[Entries from a dataset of interfaces]
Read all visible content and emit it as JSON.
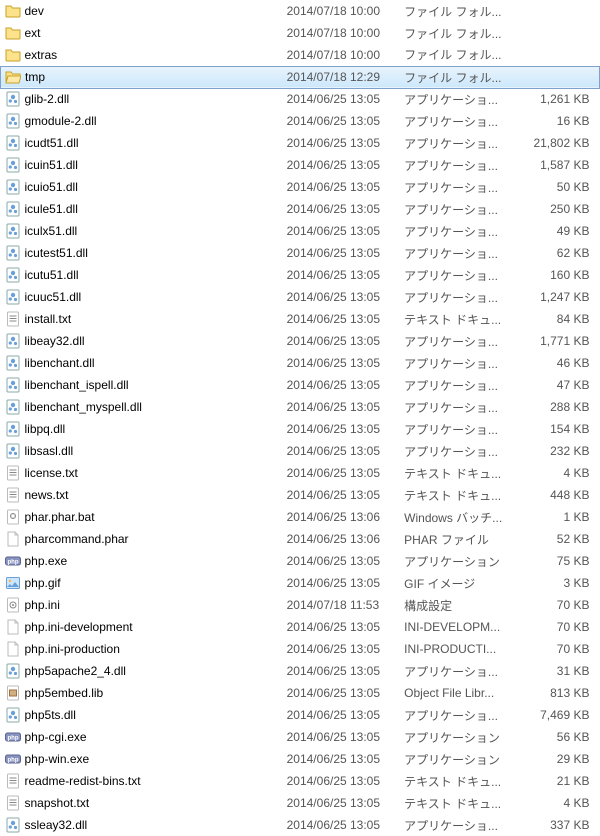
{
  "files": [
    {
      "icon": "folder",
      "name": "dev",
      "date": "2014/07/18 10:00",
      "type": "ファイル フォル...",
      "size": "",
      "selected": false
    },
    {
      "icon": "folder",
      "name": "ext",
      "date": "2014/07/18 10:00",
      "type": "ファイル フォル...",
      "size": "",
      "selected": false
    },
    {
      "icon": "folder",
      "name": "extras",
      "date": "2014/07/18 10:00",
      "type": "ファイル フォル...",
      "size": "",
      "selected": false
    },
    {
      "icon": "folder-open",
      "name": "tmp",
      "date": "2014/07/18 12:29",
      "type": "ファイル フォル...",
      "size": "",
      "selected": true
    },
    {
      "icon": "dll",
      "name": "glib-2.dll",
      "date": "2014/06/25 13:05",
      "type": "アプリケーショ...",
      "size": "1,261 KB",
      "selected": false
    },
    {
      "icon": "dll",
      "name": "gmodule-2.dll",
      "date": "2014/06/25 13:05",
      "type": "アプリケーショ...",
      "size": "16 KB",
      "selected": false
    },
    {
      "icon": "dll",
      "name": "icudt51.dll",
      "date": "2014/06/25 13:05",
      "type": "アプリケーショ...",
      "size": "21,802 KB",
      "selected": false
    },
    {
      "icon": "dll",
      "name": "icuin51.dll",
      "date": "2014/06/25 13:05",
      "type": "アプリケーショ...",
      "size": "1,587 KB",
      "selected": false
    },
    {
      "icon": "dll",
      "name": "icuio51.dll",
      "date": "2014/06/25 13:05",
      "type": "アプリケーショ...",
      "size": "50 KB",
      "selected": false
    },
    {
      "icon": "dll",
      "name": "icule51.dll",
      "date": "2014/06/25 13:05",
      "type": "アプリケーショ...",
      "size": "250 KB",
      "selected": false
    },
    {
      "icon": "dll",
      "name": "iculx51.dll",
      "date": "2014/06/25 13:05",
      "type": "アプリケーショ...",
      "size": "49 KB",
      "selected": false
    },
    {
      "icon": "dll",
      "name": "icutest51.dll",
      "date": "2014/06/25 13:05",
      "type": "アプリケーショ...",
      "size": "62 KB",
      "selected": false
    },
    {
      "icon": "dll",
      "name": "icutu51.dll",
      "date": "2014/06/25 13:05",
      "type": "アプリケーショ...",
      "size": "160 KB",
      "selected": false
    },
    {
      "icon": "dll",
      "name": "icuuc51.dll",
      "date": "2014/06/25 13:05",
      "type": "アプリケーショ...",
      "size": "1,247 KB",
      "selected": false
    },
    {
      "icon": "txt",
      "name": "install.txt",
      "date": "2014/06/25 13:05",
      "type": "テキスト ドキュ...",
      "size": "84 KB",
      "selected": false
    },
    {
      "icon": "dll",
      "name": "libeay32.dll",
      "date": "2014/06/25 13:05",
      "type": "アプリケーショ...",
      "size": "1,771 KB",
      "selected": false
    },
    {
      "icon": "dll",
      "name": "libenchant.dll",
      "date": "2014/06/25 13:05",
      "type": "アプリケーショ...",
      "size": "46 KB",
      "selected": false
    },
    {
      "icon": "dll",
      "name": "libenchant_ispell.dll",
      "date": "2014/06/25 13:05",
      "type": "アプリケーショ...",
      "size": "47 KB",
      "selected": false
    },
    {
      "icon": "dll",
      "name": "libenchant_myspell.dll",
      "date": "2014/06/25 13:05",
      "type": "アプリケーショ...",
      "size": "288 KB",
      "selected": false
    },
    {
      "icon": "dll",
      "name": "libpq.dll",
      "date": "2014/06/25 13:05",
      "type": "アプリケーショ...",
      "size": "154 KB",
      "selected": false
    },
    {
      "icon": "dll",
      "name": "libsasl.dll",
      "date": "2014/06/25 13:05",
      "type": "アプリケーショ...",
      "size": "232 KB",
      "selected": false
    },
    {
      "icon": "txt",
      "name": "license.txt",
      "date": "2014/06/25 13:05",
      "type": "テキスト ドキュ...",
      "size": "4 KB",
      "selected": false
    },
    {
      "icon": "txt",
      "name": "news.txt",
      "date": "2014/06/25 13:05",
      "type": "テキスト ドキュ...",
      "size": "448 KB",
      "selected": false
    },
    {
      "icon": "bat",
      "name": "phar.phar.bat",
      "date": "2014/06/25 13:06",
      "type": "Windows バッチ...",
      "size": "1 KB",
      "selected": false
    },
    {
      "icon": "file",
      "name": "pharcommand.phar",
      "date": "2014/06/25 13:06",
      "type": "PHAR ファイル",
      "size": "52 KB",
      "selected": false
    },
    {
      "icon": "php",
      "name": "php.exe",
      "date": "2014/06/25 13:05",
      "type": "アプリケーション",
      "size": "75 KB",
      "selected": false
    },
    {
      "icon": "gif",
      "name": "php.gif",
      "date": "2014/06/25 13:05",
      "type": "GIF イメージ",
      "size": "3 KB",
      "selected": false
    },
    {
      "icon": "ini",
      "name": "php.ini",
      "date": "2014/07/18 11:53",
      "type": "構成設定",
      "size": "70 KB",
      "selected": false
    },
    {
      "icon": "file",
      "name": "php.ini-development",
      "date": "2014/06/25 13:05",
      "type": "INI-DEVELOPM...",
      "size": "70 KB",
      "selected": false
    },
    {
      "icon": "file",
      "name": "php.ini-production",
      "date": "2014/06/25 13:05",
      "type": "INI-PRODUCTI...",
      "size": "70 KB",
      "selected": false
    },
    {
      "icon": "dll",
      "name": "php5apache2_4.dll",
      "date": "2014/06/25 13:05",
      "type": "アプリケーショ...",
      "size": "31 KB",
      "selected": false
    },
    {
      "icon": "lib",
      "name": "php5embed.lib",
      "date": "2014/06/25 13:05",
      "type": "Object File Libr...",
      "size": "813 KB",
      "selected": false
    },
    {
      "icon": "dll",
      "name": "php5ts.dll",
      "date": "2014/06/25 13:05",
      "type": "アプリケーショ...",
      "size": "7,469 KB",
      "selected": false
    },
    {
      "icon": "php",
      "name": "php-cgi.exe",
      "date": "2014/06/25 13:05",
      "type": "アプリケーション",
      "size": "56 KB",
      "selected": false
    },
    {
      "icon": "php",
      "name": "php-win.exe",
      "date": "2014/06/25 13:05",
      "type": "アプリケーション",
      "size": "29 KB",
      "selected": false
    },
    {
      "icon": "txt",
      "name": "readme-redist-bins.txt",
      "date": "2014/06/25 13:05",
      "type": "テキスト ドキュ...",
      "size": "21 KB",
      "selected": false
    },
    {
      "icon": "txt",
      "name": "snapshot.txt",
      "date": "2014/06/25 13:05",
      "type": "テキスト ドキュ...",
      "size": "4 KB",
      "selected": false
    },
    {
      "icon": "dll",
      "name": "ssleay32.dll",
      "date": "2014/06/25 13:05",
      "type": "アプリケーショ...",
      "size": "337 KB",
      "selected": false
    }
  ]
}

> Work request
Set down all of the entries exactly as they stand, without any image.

> Result for this exercise
Read all visible content and emit it as JSON.
{
  "files": [
    {
      "icon": "folder",
      "name": "dev",
      "date": "2014/07/18 10:00",
      "type": "ファイル フォル...",
      "size": "",
      "selected": false
    },
    {
      "icon": "folder",
      "name": "ext",
      "date": "2014/07/18 10:00",
      "type": "ファイル フォル...",
      "size": "",
      "selected": false
    },
    {
      "icon": "folder",
      "name": "extras",
      "date": "2014/07/18 10:00",
      "type": "ファイル フォル...",
      "size": "",
      "selected": false
    },
    {
      "icon": "folder-open",
      "name": "tmp",
      "date": "2014/07/18 12:29",
      "type": "ファイル フォル...",
      "size": "",
      "selected": true
    },
    {
      "icon": "dll",
      "name": "glib-2.dll",
      "date": "2014/06/25 13:05",
      "type": "アプリケーショ...",
      "size": "1,261 KB",
      "selected": false
    },
    {
      "icon": "dll",
      "name": "gmodule-2.dll",
      "date": "2014/06/25 13:05",
      "type": "アプリケーショ...",
      "size": "16 KB",
      "selected": false
    },
    {
      "icon": "dll",
      "name": "icudt51.dll",
      "date": "2014/06/25 13:05",
      "type": "アプリケーショ...",
      "size": "21,802 KB",
      "selected": false
    },
    {
      "icon": "dll",
      "name": "icuin51.dll",
      "date": "2014/06/25 13:05",
      "type": "アプリケーショ...",
      "size": "1,587 KB",
      "selected": false
    },
    {
      "icon": "dll",
      "name": "icuio51.dll",
      "date": "2014/06/25 13:05",
      "type": "アプリケーショ...",
      "size": "50 KB",
      "selected": false
    },
    {
      "icon": "dll",
      "name": "icule51.dll",
      "date": "2014/06/25 13:05",
      "type": "アプリケーショ...",
      "size": "250 KB",
      "selected": false
    },
    {
      "icon": "dll",
      "name": "iculx51.dll",
      "date": "2014/06/25 13:05",
      "type": "アプリケーショ...",
      "size": "49 KB",
      "selected": false
    },
    {
      "icon": "dll",
      "name": "icutest51.dll",
      "date": "2014/06/25 13:05",
      "type": "アプリケーショ...",
      "size": "62 KB",
      "selected": false
    },
    {
      "icon": "dll",
      "name": "icutu51.dll",
      "date": "2014/06/25 13:05",
      "type": "アプリケーショ...",
      "size": "160 KB",
      "selected": false
    },
    {
      "icon": "dll",
      "name": "icuuc51.dll",
      "date": "2014/06/25 13:05",
      "type": "アプリケーショ...",
      "size": "1,247 KB",
      "selected": false
    },
    {
      "icon": "txt",
      "name": "install.txt",
      "date": "2014/06/25 13:05",
      "type": "テキスト ドキュ...",
      "size": "84 KB",
      "selected": false
    },
    {
      "icon": "dll",
      "name": "libeay32.dll",
      "date": "2014/06/25 13:05",
      "type": "アプリケーショ...",
      "size": "1,771 KB",
      "selected": false
    },
    {
      "icon": "dll",
      "name": "libenchant.dll",
      "date": "2014/06/25 13:05",
      "type": "アプリケーショ...",
      "size": "46 KB",
      "selected": false
    },
    {
      "icon": "dll",
      "name": "libenchant_ispell.dll",
      "date": "2014/06/25 13:05",
      "type": "アプリケーショ...",
      "size": "47 KB",
      "selected": false
    },
    {
      "icon": "dll",
      "name": "libenchant_myspell.dll",
      "date": "2014/06/25 13:05",
      "type": "アプリケーショ...",
      "size": "288 KB",
      "selected": false
    },
    {
      "icon": "dll",
      "name": "libpq.dll",
      "date": "2014/06/25 13:05",
      "type": "アプリケーショ...",
      "size": "154 KB",
      "selected": false
    },
    {
      "icon": "dll",
      "name": "libsasl.dll",
      "date": "2014/06/25 13:05",
      "type": "アプリケーショ...",
      "size": "232 KB",
      "selected": false
    },
    {
      "icon": "txt",
      "name": "license.txt",
      "date": "2014/06/25 13:05",
      "type": "テキスト ドキュ...",
      "size": "4 KB",
      "selected": false
    },
    {
      "icon": "txt",
      "name": "news.txt",
      "date": "2014/06/25 13:05",
      "type": "テキスト ドキュ...",
      "size": "448 KB",
      "selected": false
    },
    {
      "icon": "bat",
      "name": "phar.phar.bat",
      "date": "2014/06/25 13:06",
      "type": "Windows バッチ...",
      "size": "1 KB",
      "selected": false
    },
    {
      "icon": "file",
      "name": "pharcommand.phar",
      "date": "2014/06/25 13:06",
      "type": "PHAR ファイル",
      "size": "52 KB",
      "selected": false
    },
    {
      "icon": "php",
      "name": "php.exe",
      "date": "2014/06/25 13:05",
      "type": "アプリケーション",
      "size": "75 KB",
      "selected": false
    },
    {
      "icon": "gif",
      "name": "php.gif",
      "date": "2014/06/25 13:05",
      "type": "GIF イメージ",
      "size": "3 KB",
      "selected": false
    },
    {
      "icon": "ini",
      "name": "php.ini",
      "date": "2014/07/18 11:53",
      "type": "構成設定",
      "size": "70 KB",
      "selected": false
    },
    {
      "icon": "file",
      "name": "php.ini-development",
      "date": "2014/06/25 13:05",
      "type": "INI-DEVELOPM...",
      "size": "70 KB",
      "selected": false
    },
    {
      "icon": "file",
      "name": "php.ini-production",
      "date": "2014/06/25 13:05",
      "type": "INI-PRODUCTI...",
      "size": "70 KB",
      "selected": false
    },
    {
      "icon": "dll",
      "name": "php5apache2_4.dll",
      "date": "2014/06/25 13:05",
      "type": "アプリケーショ...",
      "size": "31 KB",
      "selected": false
    },
    {
      "icon": "lib",
      "name": "php5embed.lib",
      "date": "2014/06/25 13:05",
      "type": "Object File Libr...",
      "size": "813 KB",
      "selected": false
    },
    {
      "icon": "dll",
      "name": "php5ts.dll",
      "date": "2014/06/25 13:05",
      "type": "アプリケーショ...",
      "size": "7,469 KB",
      "selected": false
    },
    {
      "icon": "php",
      "name": "php-cgi.exe",
      "date": "2014/06/25 13:05",
      "type": "アプリケーション",
      "size": "56 KB",
      "selected": false
    },
    {
      "icon": "php",
      "name": "php-win.exe",
      "date": "2014/06/25 13:05",
      "type": "アプリケーション",
      "size": "29 KB",
      "selected": false
    },
    {
      "icon": "txt",
      "name": "readme-redist-bins.txt",
      "date": "2014/06/25 13:05",
      "type": "テキスト ドキュ...",
      "size": "21 KB",
      "selected": false
    },
    {
      "icon": "txt",
      "name": "snapshot.txt",
      "date": "2014/06/25 13:05",
      "type": "テキスト ドキュ...",
      "size": "4 KB",
      "selected": false
    },
    {
      "icon": "dll",
      "name": "ssleay32.dll",
      "date": "2014/06/25 13:05",
      "type": "アプリケーショ...",
      "size": "337 KB",
      "selected": false
    }
  ]
}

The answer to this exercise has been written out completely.